== MATERIALS PROVIDED ==

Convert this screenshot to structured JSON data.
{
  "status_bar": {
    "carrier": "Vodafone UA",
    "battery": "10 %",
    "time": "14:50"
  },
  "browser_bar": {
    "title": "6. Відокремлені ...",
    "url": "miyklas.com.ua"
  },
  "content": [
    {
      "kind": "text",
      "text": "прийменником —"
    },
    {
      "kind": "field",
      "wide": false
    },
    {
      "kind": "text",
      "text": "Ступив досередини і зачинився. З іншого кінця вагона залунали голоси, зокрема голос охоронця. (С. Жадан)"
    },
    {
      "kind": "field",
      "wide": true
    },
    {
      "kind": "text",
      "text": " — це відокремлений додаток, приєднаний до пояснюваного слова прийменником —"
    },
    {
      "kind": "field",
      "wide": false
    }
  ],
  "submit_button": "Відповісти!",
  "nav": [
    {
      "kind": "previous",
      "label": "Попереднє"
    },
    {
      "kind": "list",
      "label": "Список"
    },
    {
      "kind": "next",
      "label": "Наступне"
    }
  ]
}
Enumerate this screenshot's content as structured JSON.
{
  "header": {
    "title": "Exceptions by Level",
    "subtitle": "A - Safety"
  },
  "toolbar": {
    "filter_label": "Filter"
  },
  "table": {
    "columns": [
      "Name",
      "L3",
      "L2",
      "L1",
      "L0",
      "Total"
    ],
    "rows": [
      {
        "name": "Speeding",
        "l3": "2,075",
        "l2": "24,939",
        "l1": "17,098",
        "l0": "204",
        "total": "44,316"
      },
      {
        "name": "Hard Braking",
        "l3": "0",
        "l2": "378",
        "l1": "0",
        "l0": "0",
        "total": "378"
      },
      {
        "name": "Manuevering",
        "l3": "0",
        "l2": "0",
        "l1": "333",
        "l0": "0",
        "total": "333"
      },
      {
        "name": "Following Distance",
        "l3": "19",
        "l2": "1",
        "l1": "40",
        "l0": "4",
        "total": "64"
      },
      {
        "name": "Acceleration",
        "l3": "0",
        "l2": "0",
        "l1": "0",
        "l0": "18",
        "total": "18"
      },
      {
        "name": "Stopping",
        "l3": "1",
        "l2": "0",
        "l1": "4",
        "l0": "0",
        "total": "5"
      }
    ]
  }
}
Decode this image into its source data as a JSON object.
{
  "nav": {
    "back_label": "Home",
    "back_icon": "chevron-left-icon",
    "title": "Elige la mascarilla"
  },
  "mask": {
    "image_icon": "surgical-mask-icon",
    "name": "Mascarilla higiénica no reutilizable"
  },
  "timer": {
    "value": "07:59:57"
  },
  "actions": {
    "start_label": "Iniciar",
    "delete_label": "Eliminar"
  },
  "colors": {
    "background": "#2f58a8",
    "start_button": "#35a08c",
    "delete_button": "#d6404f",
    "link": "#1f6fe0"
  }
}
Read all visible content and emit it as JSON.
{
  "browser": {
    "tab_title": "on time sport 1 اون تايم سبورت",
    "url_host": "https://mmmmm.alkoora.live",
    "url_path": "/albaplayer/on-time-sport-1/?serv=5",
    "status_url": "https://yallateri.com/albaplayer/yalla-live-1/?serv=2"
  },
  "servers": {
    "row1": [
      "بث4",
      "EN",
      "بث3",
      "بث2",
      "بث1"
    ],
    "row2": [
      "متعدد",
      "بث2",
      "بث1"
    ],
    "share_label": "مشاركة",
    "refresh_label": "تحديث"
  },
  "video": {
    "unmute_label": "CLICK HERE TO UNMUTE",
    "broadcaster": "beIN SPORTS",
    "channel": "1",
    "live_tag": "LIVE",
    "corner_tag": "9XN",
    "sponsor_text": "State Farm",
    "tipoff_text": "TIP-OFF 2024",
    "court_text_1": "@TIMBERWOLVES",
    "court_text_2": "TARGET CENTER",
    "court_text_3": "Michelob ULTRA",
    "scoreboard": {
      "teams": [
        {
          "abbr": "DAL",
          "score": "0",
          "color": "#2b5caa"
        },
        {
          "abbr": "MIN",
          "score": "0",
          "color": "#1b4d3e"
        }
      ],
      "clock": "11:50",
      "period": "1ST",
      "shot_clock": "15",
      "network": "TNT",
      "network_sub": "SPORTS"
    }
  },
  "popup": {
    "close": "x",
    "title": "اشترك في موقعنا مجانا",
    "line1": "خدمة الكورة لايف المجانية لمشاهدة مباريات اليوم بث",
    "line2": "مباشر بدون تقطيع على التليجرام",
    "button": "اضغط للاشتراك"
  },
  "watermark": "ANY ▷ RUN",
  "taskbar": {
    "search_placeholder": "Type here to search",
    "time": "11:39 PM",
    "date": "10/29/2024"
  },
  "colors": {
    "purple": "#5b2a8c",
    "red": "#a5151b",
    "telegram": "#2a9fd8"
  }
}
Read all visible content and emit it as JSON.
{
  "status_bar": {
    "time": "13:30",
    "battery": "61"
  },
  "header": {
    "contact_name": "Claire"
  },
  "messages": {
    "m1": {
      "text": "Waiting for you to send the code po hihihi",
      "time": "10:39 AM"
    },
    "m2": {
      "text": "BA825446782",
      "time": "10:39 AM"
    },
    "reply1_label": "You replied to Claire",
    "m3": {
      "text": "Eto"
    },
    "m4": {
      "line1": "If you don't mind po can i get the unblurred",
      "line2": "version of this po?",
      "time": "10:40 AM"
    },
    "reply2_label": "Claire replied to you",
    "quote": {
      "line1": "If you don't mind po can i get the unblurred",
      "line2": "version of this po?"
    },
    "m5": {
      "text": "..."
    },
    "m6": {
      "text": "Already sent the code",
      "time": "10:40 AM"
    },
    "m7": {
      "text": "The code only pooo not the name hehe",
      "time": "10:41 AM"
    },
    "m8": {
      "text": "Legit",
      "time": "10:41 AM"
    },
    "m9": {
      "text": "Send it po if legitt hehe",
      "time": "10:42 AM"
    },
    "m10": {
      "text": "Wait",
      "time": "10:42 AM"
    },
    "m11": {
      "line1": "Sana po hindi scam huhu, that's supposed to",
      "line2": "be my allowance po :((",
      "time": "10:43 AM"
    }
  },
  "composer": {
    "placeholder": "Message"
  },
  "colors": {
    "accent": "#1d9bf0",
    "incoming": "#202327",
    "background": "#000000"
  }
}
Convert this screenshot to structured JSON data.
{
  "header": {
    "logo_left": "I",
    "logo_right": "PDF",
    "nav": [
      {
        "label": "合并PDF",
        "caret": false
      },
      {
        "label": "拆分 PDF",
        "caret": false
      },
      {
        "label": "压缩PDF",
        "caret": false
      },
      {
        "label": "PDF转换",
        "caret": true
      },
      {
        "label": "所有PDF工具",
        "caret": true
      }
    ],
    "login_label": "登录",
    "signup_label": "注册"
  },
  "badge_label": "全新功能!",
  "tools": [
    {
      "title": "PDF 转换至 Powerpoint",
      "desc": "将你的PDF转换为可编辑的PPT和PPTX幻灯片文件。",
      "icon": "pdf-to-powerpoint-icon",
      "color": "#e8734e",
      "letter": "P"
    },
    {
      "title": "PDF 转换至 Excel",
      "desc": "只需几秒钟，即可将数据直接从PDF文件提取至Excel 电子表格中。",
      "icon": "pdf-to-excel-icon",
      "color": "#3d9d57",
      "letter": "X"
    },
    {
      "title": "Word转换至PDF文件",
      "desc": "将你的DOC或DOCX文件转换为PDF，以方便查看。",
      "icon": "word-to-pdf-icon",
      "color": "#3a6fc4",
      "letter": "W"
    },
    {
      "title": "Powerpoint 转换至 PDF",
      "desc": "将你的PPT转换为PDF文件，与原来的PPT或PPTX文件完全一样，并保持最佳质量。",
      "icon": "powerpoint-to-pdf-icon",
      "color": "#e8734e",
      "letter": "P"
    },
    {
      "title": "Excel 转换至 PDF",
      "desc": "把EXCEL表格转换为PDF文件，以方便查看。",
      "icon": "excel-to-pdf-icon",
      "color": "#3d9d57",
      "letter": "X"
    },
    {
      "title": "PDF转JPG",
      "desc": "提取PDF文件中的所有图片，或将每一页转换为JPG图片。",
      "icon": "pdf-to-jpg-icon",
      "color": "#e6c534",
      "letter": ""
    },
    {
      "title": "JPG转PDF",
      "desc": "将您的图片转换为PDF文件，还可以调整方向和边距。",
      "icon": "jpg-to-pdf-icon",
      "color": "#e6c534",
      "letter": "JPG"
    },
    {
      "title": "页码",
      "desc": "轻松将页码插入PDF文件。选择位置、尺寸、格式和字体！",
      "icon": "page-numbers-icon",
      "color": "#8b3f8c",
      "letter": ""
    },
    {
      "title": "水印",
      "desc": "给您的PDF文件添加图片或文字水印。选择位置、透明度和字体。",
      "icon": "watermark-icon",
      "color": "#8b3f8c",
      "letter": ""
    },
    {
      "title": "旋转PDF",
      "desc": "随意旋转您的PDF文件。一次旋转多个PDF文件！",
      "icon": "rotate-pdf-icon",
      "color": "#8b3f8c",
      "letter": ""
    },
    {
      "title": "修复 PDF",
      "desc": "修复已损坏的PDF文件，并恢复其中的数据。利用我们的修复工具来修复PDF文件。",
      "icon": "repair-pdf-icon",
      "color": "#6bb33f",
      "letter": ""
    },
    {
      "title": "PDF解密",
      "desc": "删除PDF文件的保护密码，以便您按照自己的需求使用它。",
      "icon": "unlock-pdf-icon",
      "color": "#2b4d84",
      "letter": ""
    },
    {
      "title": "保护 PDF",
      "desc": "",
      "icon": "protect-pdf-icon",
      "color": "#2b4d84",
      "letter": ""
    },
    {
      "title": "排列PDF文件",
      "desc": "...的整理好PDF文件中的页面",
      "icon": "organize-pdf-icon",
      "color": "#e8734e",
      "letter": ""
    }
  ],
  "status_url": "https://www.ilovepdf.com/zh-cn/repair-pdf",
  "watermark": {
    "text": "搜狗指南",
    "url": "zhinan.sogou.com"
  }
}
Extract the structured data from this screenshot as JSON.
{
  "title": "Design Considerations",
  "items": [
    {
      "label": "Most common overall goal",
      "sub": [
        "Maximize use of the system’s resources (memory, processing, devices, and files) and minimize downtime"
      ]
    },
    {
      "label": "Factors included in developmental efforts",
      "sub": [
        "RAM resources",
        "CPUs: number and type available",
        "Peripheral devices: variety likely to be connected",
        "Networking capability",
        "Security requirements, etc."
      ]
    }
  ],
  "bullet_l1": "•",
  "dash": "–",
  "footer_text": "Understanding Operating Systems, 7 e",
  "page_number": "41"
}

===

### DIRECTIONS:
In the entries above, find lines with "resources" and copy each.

### ANSWER BOX:
        "Maximize use of the system’s resources (memory, processing, devices, and files) and minimize downtime"
        "RAM resources",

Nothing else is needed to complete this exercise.